4.  Quantification of Normal Cell Fraction and Copy Number Neutral LOH in Clinical Lung Cancer Samples Using SNP Array Data 
PLoS ONE  2009;4(6):e6057.
Technologies based on DNA microarrays have the potential to provide detailed information on genomic aberrations in tumor cells. In practice a major obstacle for quantitative detection of aberrations is the heterogeneity of clinical tumor tissue. Since tumor tissue invariably contains genetically normal stromal cells, this may lead to a failure to detect aberrations in the tumor cells.
Principal Finding
Using SNP array data from 44 non-small cell lung cancer samples we have developed a bioinformatic algorithm that accurately models the fractions of normal and tumor cells in clinical tumor samples. The proportion of normal cells in combination with SNP array data can be used to detect and quantify copy number neutral loss-of-heterozygosity (CNNLOH) in the tumor cells both in crude tumor tissue and in samples enriched for tumor cells by laser capture microdissection.

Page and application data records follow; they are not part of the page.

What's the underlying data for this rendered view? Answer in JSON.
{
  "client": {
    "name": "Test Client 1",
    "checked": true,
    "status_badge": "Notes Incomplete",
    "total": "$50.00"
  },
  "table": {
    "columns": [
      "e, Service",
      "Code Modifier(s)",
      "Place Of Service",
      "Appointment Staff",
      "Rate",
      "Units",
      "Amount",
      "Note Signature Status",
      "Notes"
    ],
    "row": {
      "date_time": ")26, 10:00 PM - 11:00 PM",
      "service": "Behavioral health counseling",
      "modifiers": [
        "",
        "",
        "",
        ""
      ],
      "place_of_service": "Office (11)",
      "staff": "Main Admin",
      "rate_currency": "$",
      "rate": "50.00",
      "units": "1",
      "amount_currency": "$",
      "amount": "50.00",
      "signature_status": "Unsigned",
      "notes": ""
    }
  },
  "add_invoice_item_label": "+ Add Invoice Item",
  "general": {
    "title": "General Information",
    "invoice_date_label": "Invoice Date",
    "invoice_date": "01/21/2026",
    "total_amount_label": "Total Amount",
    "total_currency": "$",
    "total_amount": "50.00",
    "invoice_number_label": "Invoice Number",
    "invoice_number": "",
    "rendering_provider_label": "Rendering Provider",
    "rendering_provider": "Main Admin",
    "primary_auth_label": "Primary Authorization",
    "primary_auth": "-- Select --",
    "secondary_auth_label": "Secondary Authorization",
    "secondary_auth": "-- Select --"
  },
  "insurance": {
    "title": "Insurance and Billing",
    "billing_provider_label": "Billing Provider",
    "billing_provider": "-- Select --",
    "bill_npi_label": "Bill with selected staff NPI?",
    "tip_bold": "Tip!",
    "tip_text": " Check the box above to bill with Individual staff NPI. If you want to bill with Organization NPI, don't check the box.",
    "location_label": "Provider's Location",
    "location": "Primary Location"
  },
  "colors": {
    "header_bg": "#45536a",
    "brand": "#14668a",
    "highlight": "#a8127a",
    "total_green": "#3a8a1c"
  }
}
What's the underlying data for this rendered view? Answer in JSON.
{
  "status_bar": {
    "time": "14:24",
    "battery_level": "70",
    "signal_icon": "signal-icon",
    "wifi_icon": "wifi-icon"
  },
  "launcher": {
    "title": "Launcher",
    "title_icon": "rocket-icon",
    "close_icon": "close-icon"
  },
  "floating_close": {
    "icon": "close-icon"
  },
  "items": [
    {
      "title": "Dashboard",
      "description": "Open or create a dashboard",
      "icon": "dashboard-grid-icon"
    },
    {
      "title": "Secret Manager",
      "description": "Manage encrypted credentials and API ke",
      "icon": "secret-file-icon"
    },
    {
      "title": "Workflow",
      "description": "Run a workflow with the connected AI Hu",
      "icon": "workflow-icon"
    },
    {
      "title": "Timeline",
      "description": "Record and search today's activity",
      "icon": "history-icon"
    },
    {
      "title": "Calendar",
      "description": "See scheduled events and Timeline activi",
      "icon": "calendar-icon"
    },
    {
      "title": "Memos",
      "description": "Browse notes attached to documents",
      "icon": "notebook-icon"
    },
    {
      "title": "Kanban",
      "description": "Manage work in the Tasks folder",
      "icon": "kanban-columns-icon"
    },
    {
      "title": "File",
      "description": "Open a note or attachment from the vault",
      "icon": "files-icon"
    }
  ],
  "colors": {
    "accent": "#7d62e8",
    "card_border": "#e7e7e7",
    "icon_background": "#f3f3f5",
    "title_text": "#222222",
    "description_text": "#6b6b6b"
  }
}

Genome-wide quantitative analysis of CNNLOH using the CNNLOH Quantifier method can help to identify recurrent aberrations contributing to tumor development in clinical tumor samples. In addition, SNP-array based analysis of CNNLOH may become important for detection of aberrations that can be used for diagnostic and prognostic purposes.
PMCID: PMC2699026  PMID: 19557126

Results 1-4 (4)